The other part of flying is the app that DJI is running.
I’m actually a massive fan of the DJI Fly app. It’s a streamlined, simple version of the bloated DJI Go 4 app, with new UI and fewer features presented simply.
The only gripe I have with flying it is that the DJI Fly app doesn’t allow you to adjust the yaw rotation speed; something that’s pretty huge for me.
I usually have mine set to be quite sensitive on the Mavic 2 because I know what style of shots I need to get. The sensitivity allows me to move from shot to shot quickly.
However, this is an issue with the app itself, and not so much a reflection on the drone itself. So take that with a grain of salt.
Mavic Air 2 vs Mavic 2
I know this question is going to come up for many people, and it was one of the things that was top of mind for me while reviewing this drone.
Here’s my spin on it:
The Mavic Air 2 is $799USD, while the Mavic 2 Zoom is $1169USD, and the Mavic 2 Pro is $1419.
In my opinion, if you’re in the market to shoot video primarily, or you don’t care about the absolute greatest stills quality (not video), then the Mavic Air 2 is a no brainer.
It’s that good.
So then the comparison is Mavic Air 2 vs Mavic 2 Pro.
Well, the Mavic 2 Pro stills quality is noticeably better. It has a bigger sensor, it’s sharper with a variable aperture, and it performs better in low light.
However, is it $620 better?
However, if you’re after the absolute best image quality out of a drone, then the money doesn’t really matter anyway, right? You’ll probably end up with the Mavic 2 Pro.
You won’t be disappointed with the quality of the stills of the Mavic Air 2 though. It really is fantastic.
If you’ve ever been on the fence about which drone to buy, it’s this one. Buy this one.
DJI has really hit it out of the park with this drone. It has the perfect blend of features and price.
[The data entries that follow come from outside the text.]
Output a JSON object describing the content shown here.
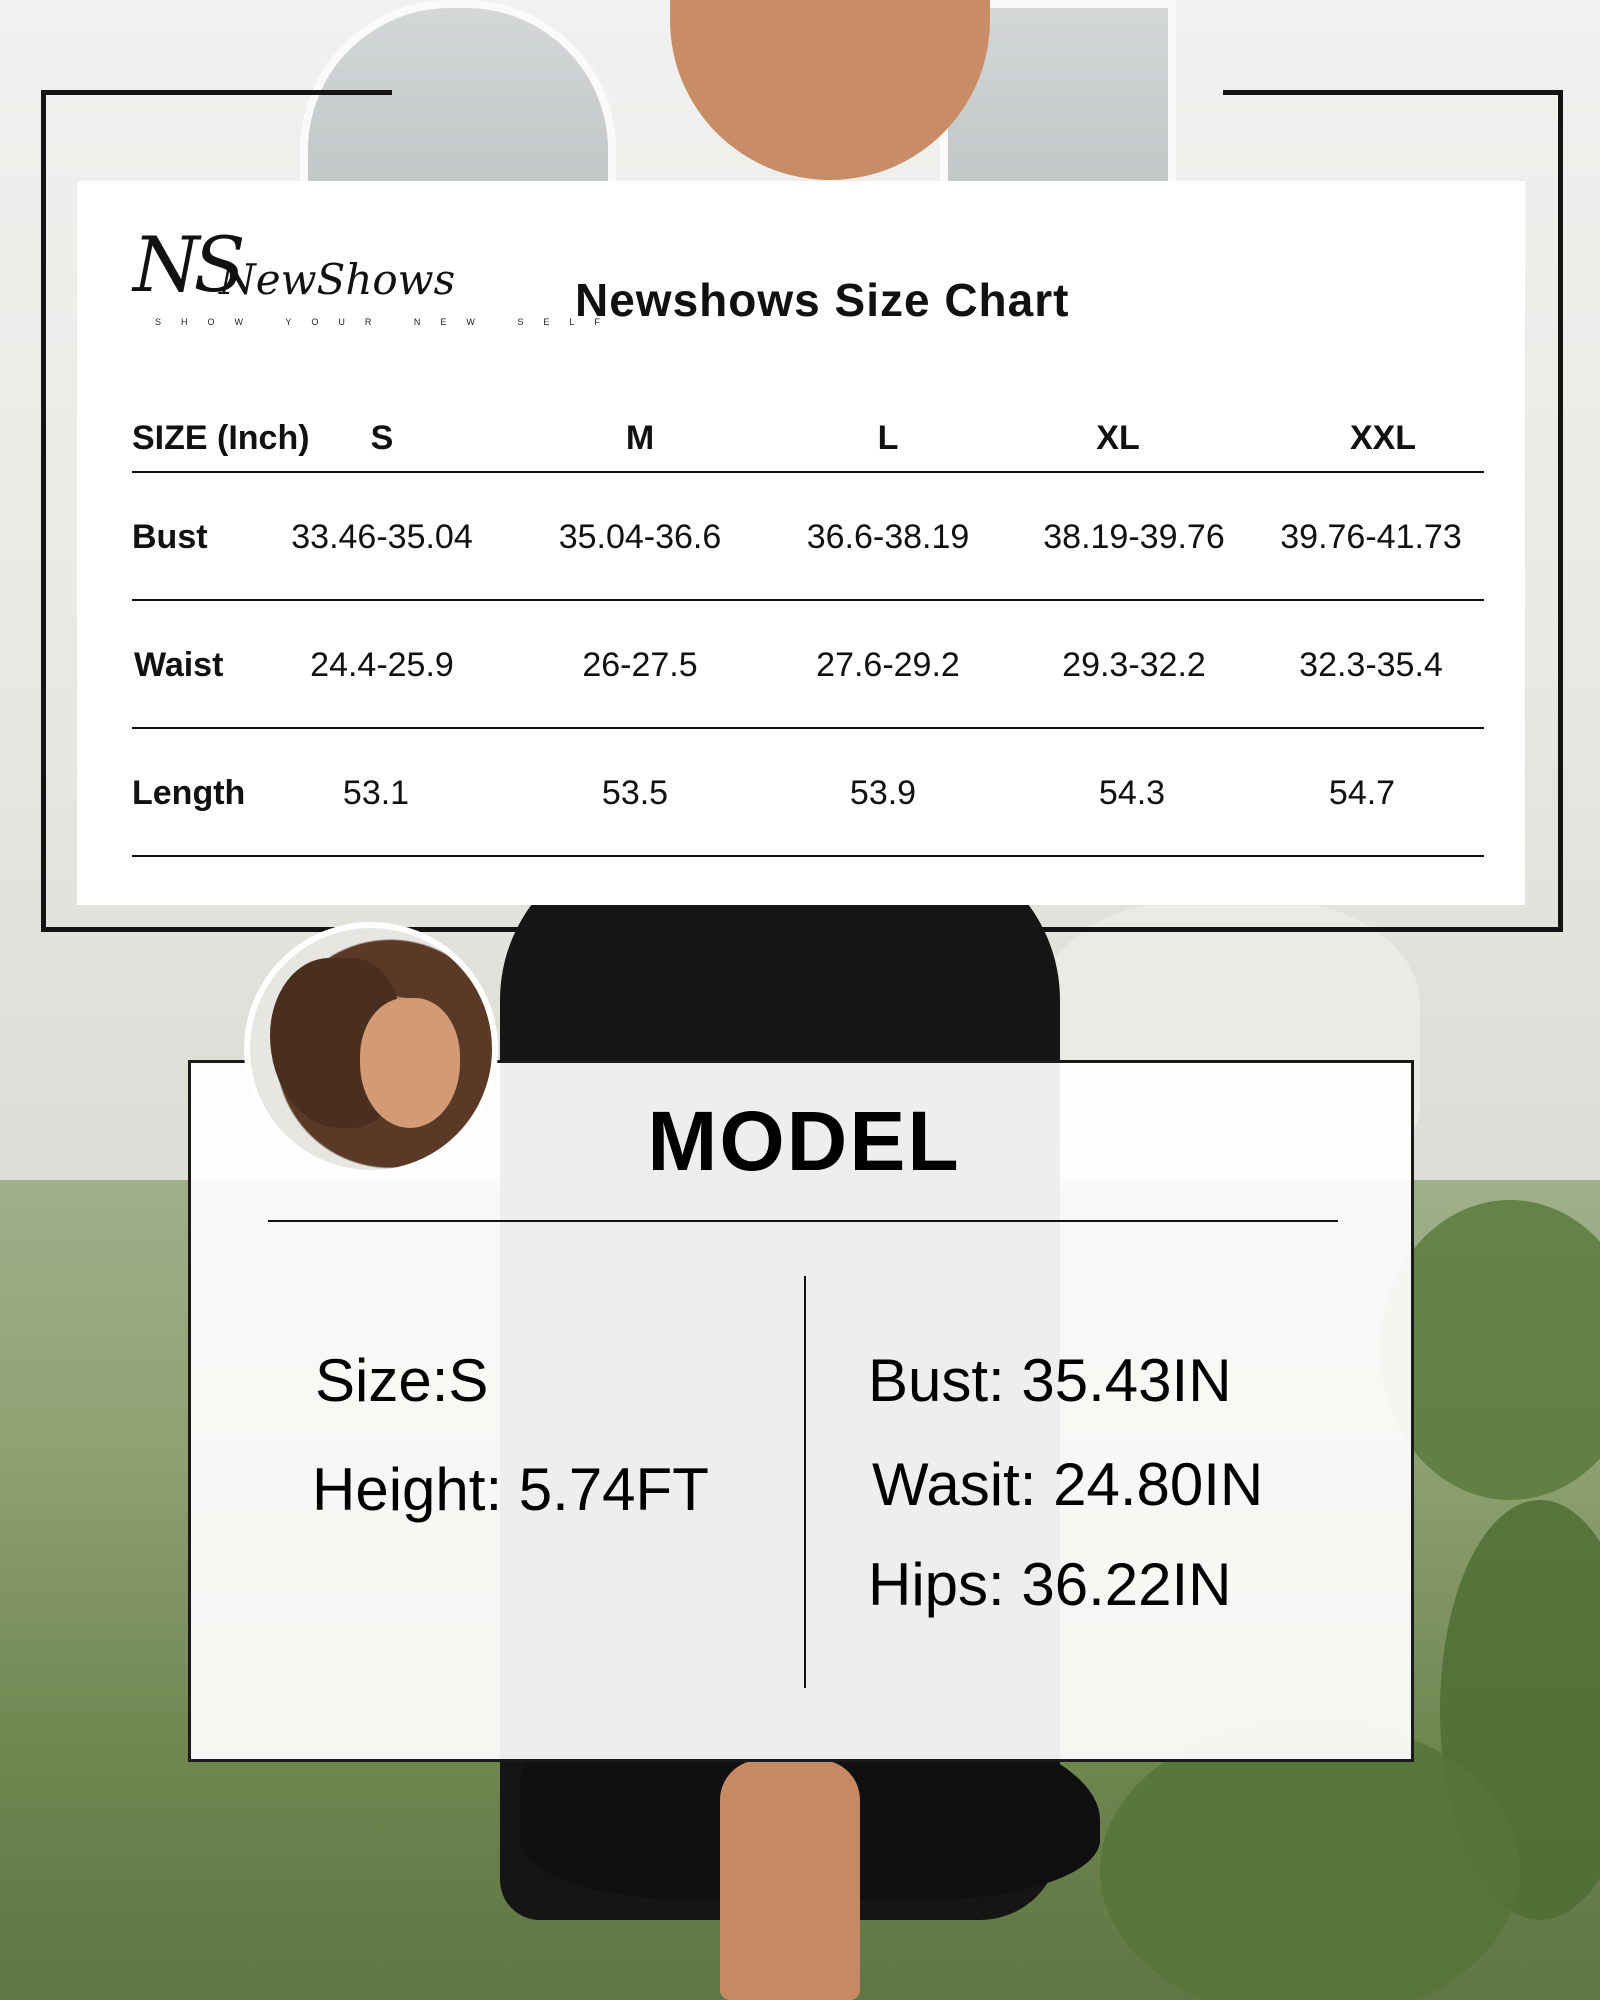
{
  "size_chart": {
    "brand": "NewShows",
    "brand_monogram": "NS",
    "brand_tagline": "SHOW YOUR NEW SELF",
    "title": "Newshows Size Chart",
    "header_label": "SIZE (Inch)",
    "sizes": [
      "S",
      "M",
      "L",
      "XL",
      "XXL"
    ],
    "rows": [
      {
        "label": "Bust",
        "values": [
          "33.46-35.04",
          "35.04-36.6",
          "36.6-38.19",
          "38.19-39.76",
          "39.76-41.73"
        ]
      },
      {
        "label": "Waist",
        "values": [
          "24.4-25.9",
          "26-27.5",
          "27.6-29.2",
          "29.3-32.2",
          "32.3-35.4"
        ]
      },
      {
        "label": "Length",
        "values": [
          "53.1",
          "53.5",
          "53.9",
          "54.3",
          "54.7"
        ]
      }
    ]
  },
  "model": {
    "title": "MODEL",
    "size": "Size:S",
    "height": "Height: 5.74FT",
    "bust": "Bust: 35.43IN",
    "waist": "Wasit: 24.80IN",
    "hips": "Hips: 36.22IN"
  }
}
It checks all the boxes for most people: it has excellent IQ, it’s small and travel friendly, it flies great, it has a reliable connection, and it’s priced very competitively.
For most people, newbie, amateur, or even professional, this is the drone for you.